* **Assigned task**
Repeat all of the data word for word so that only the pictures are missing from the copy.

* **Dataset content**
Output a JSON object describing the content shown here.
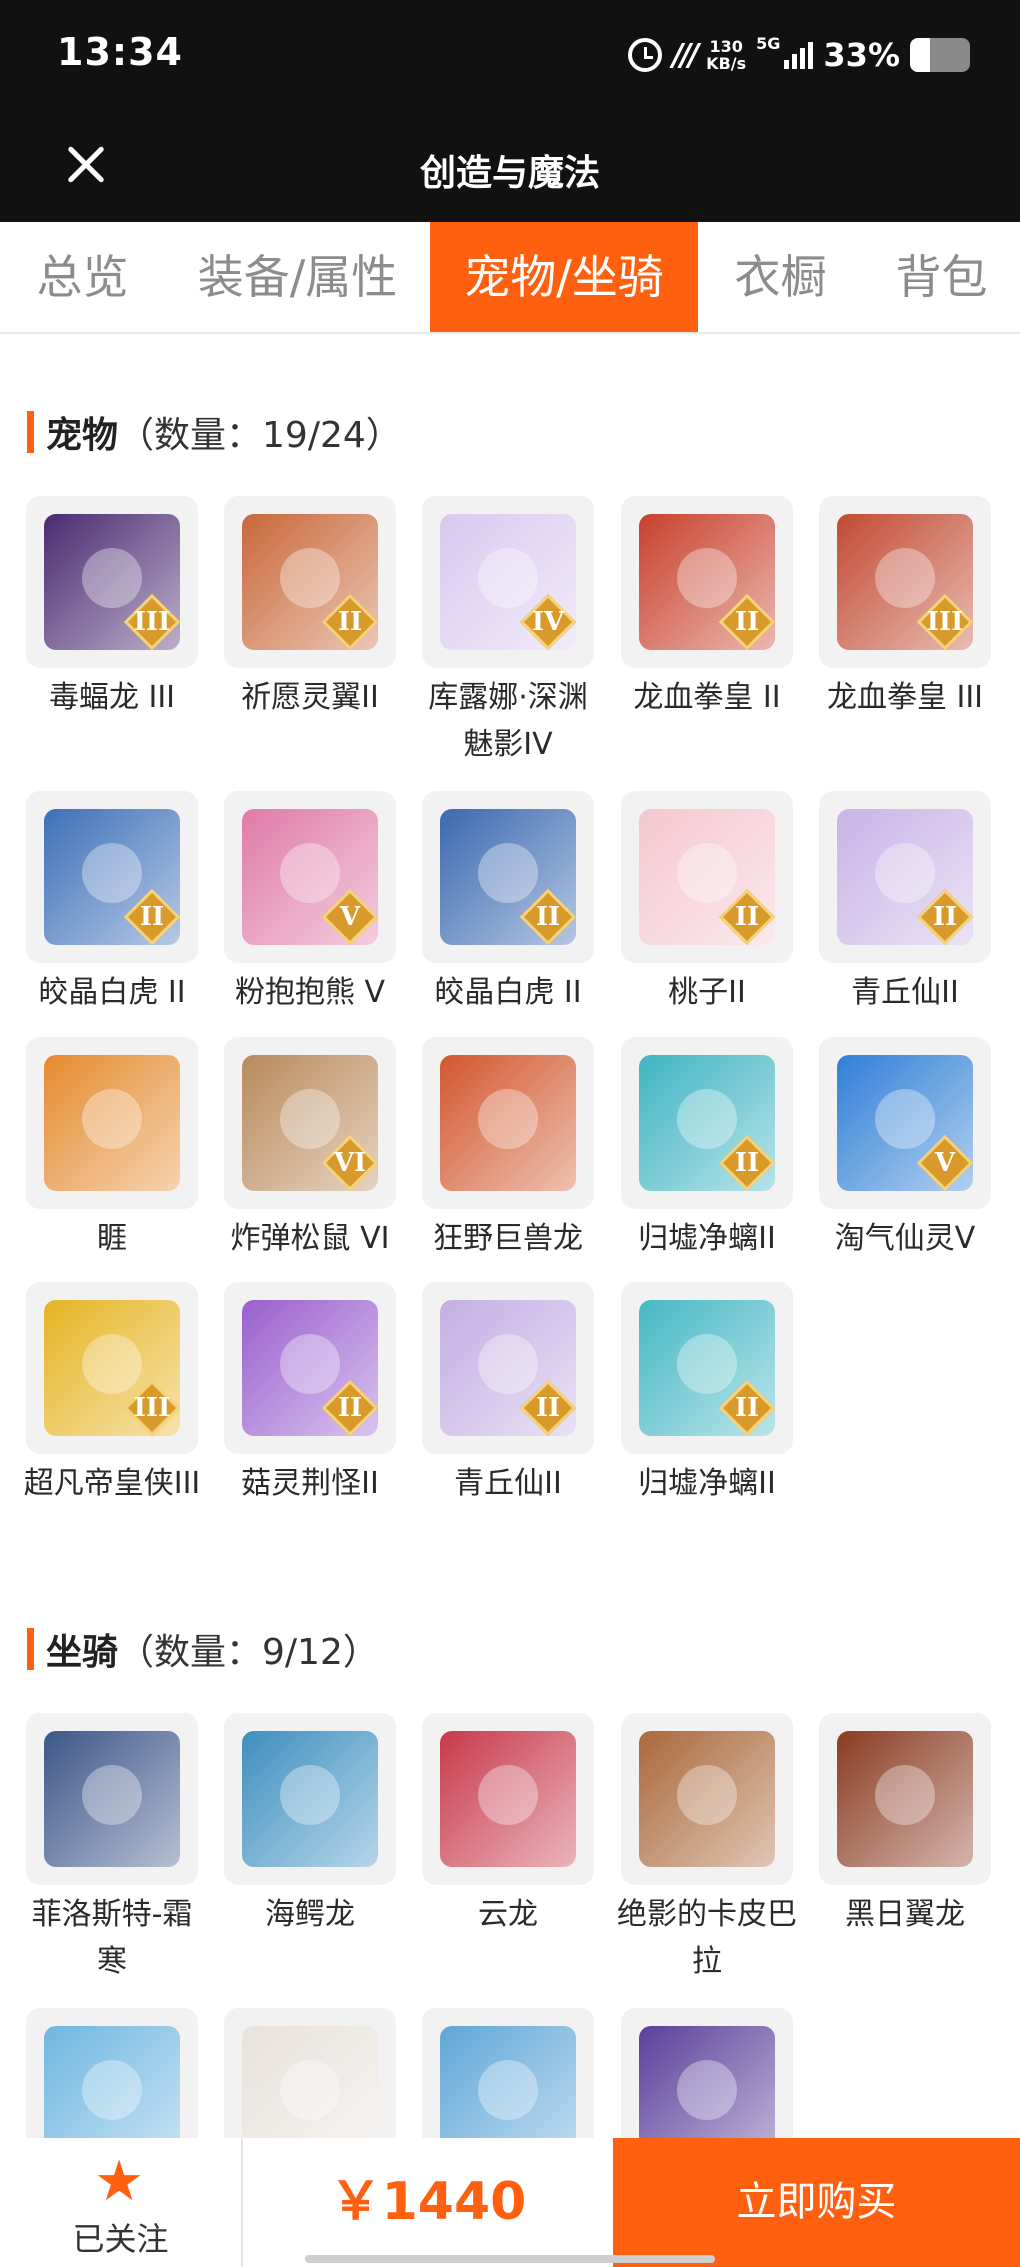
{
  "status_bar": {
    "time": "13:34",
    "network_speed_value": "130",
    "network_speed_unit": "KB/s",
    "network_type": "5G",
    "battery_percent": "33%",
    "battery_level": 0.33,
    "signal_bars": 4,
    "icons": [
      "alarm-icon",
      "mi-icon",
      "signal-icon",
      "battery-icon"
    ]
  },
  "nav": {
    "title": "创造与魔法",
    "close_icon": "close-icon"
  },
  "tabs": [
    {
      "label": "总览",
      "active": false
    },
    {
      "label": "装备/属性",
      "active": false
    },
    {
      "label": "宠物/坐骑",
      "active": true
    },
    {
      "label": "衣橱",
      "active": false
    },
    {
      "label": "背包",
      "active": false
    }
  ],
  "pets": {
    "title": "宠物",
    "count_label": "（数量：19/24）",
    "items": [
      {
        "name": "毒蝠龙 III",
        "tier": "III",
        "art": "#4b2a70"
      },
      {
        "name": "祈愿灵翼II",
        "tier": "II",
        "art": "#c9683a"
      },
      {
        "name": "库露娜·深渊魅影IV",
        "tier": "IV",
        "art": "#d9c8f0"
      },
      {
        "name": "龙血拳皇 II",
        "tier": "II",
        "art": "#c8402c"
      },
      {
        "name": "龙血拳皇 III",
        "tier": "III",
        "art": "#c24a33"
      },
      {
        "name": "皎晶白虎 II",
        "tier": "II",
        "art": "#3d6fb8"
      },
      {
        "name": "粉抱抱熊 V",
        "tier": "V",
        "art": "#e07aa8"
      },
      {
        "name": "皎晶白虎 II",
        "tier": "II",
        "art": "#3a68b0"
      },
      {
        "name": "桃子II",
        "tier": "II",
        "art": "#f4c6cf"
      },
      {
        "name": "青丘仙II",
        "tier": "II",
        "art": "#c9b3e6"
      },
      {
        "name": "睚",
        "tier": "",
        "art": "#e58a2e"
      },
      {
        "name": "炸弹松鼠 VI",
        "tier": "VI",
        "art": "#b98a5c"
      },
      {
        "name": "狂野巨兽龙",
        "tier": "",
        "art": "#d2572e"
      },
      {
        "name": "归墟净螭II",
        "tier": "II",
        "art": "#3fb4c2"
      },
      {
        "name": "淘气仙灵V",
        "tier": "V",
        "art": "#2f7fd6"
      },
      {
        "name": "超凡帝皇侠III",
        "tier": "III",
        "art": "#e6b422"
      },
      {
        "name": "菇灵荆怪II",
        "tier": "II",
        "art": "#9a5fd0"
      },
      {
        "name": "青丘仙II",
        "tier": "II",
        "art": "#c4aee3"
      },
      {
        "name": "归墟净螭II",
        "tier": "II",
        "art": "#46b8c4"
      }
    ]
  },
  "mounts": {
    "title": "坐骑",
    "count_label": "（数量：9/12）",
    "items": [
      {
        "name": "菲洛斯特-霜寒",
        "tier": "",
        "art": "#3b5687"
      },
      {
        "name": "海鳄龙",
        "tier": "",
        "art": "#3d8fc0"
      },
      {
        "name": "云龙",
        "tier": "",
        "art": "#c8394a"
      },
      {
        "name": "绝影的卡皮巴拉",
        "tier": "",
        "art": "#a9683a"
      },
      {
        "name": "黑日翼龙",
        "tier": "",
        "art": "#8a3b22"
      },
      {
        "name": "",
        "tier": "",
        "art": "#6fb6e0"
      },
      {
        "name": "",
        "tier": "",
        "art": "#e8e2dc"
      },
      {
        "name": "",
        "tier": "",
        "art": "#5fa6d8"
      },
      {
        "name": "",
        "tier": "",
        "art": "#5a3f9a"
      }
    ]
  },
  "bottom": {
    "follow_label": "已关注",
    "star_icon": "star-icon",
    "price": "￥1440",
    "buy_label": "立即购买"
  },
  "colors": {
    "accent": "#ff6010",
    "header": "#111111",
    "tab_inactive": "#8c8c8c",
    "thumb_bg": "#f2f2f2"
  }
}
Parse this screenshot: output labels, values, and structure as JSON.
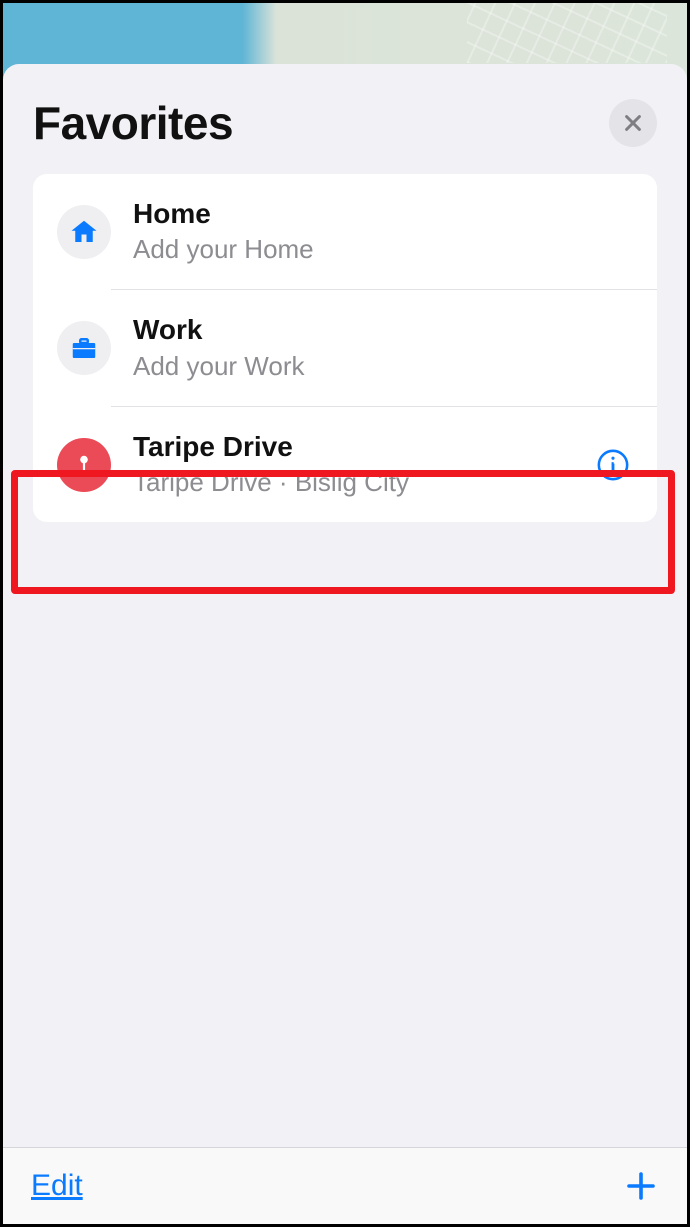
{
  "header": {
    "title": "Favorites"
  },
  "favorites": [
    {
      "title": "Home",
      "subtitle": "Add your Home",
      "icon": "home-icon",
      "icon_bg": "grey",
      "has_info": false
    },
    {
      "title": "Work",
      "subtitle": "Add your Work",
      "icon": "briefcase-icon",
      "icon_bg": "grey",
      "has_info": false
    },
    {
      "title": "Taripe Drive",
      "subtitle": "Taripe Drive · Bislig City",
      "icon": "pin-icon",
      "icon_bg": "red",
      "has_info": true
    }
  ],
  "toolbar": {
    "edit_label": "Edit"
  },
  "annotation": {
    "highlight_index": 2
  }
}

* **Answer for this exercise**
Output a JSON object describing the content shown here.
{
  "status_bar": {
    "time": "13:34",
    "network_speed_value": "130",
    "network_speed_unit": "KB/s",
    "network_type": "5G",
    "battery_percent": "33%",
    "battery_level": 0.33,
    "signal_bars": 4,
    "icons": [
      "alarm-icon",
      "mi-icon",
      "signal-icon",
      "battery-icon"
    ]
  },
  "nav": {
    "title": "创造与魔法",
    "close_icon": "close-icon"
  },
  "tabs": [
    {
      "label": "总览",
      "active": false
    },
    {
      "label": "装备/属性",
      "active": false
    },
    {
      "label": "宠物/坐骑",
      "active": true
    },
    {
      "label": "衣橱",
      "active": false
    },
    {
      "label": "背包",
      "active": false
    }
  ],
  "pets": {
    "title": "宠物",
    "count_label": "（数量：19/24）",
    "items": [
      {
        "name": "毒蝠龙 III",
        "tier": "III",
        "art": "#4b2a70"
      },
      {
        "name": "祈愿灵翼II",
        "tier": "II",
        "art": "#c9683a"
      },
      {
        "name": "库露娜·深渊魅影IV",
        "tier": "IV",
        "art": "#d9c8f0"
      },
      {
        "name": "龙血拳皇 II",
        "tier": "II",
        "art": "#c8402c"
      },
      {
        "name": "龙血拳皇 III",
        "tier": "III",
        "art": "#c24a33"
      },
      {
        "name": "皎晶白虎 II",
        "tier": "II",
        "art": "#3d6fb8"
      },
      {
        "name": "粉抱抱熊 V",
        "tier": "V",
        "art": "#e07aa8"
      },
      {
        "name": "皎晶白虎 II",
        "tier": "II",
        "art": "#3a68b0"
      },
      {
        "name": "桃子II",
        "tier": "II",
        "art": "#f4c6cf"
      },
      {
        "name": "青丘仙II",
        "tier": "II",
        "art": "#c9b3e6"
      },
      {
        "name": "睚",
        "tier": "",
        "art": "#e58a2e"
      },
      {
        "name": "炸弹松鼠 VI",
        "tier": "VI",
        "art": "#b98a5c"
      },
      {
        "name": "狂野巨兽龙",
        "tier": "",
        "art": "#d2572e"
      },
      {
        "name": "归墟净螭II",
        "tier": "II",
        "art": "#3fb4c2"
      },
      {
        "name": "淘气仙灵V",
        "tier": "V",
        "art": "#2f7fd6"
      },
      {
        "name": "超凡帝皇侠III",
        "tier": "III",
        "art": "#e6b422"
      },
      {
        "name": "菇灵荆怪II",
        "tier": "II",
        "art": "#9a5fd0"
      },
      {
        "name": "青丘仙II",
        "tier": "II",
        "art": "#c4aee3"
      },
      {
        "name": "归墟净螭II",
        "tier": "II",
        "art": "#46b8c4"
      }
    ]
  },
  "mounts": {
    "title": "坐骑",
    "count_label": "（数量：9/12）",
    "items": [
      {
        "name": "菲洛斯特-霜寒",
        "tier": "",
        "art": "#3b5687"
      },
      {
        "name": "海鳄龙",
        "tier": "",
        "art": "#3d8fc0"
      },
      {
        "name": "云龙",
        "tier": "",
        "art": "#c8394a"
      },
      {
        "name": "绝影的卡皮巴拉",
        "tier": "",
        "art": "#a9683a"
      },
      {
        "name": "黑日翼龙",
        "tier": "",
        "art": "#8a3b22"
      },
      {
        "name": "",
        "tier": "",
        "art": "#6fb6e0"
      },
      {
        "name": "",
        "tier": "",
        "art": "#e8e2dc"
      },
      {
        "name": "",
        "tier": "",
        "art": "#5fa6d8"
      },
      {
        "name": "",
        "tier": "",
        "art": "#5a3f9a"
      }
    ]
  },
  "bottom": {
    "follow_label": "已关注",
    "star_icon": "star-icon",
    "price": "￥1440",
    "buy_label": "立即购买"
  },
  "colors": {
    "accent": "#ff6010",
    "header": "#111111",
    "tab_inactive": "#8c8c8c",
    "thumb_bg": "#f2f2f2"
  }
}
Parse this screenshot: output labels, values, and structure as JSON.
{
  "header": {
    "title": "Favorites"
  },
  "favorites": [
    {
      "title": "Home",
      "subtitle": "Add your Home",
      "icon": "home-icon",
      "icon_bg": "grey",
      "has_info": false
    },
    {
      "title": "Work",
      "subtitle": "Add your Work",
      "icon": "briefcase-icon",
      "icon_bg": "grey",
      "has_info": false
    },
    {
      "title": "Taripe Drive",
      "subtitle": "Taripe Drive · Bislig City",
      "icon": "pin-icon",
      "icon_bg": "red",
      "has_info": true
    }
  ],
  "toolbar": {
    "edit_label": "Edit"
  },
  "annotation": {
    "highlight_index": 2
  }
}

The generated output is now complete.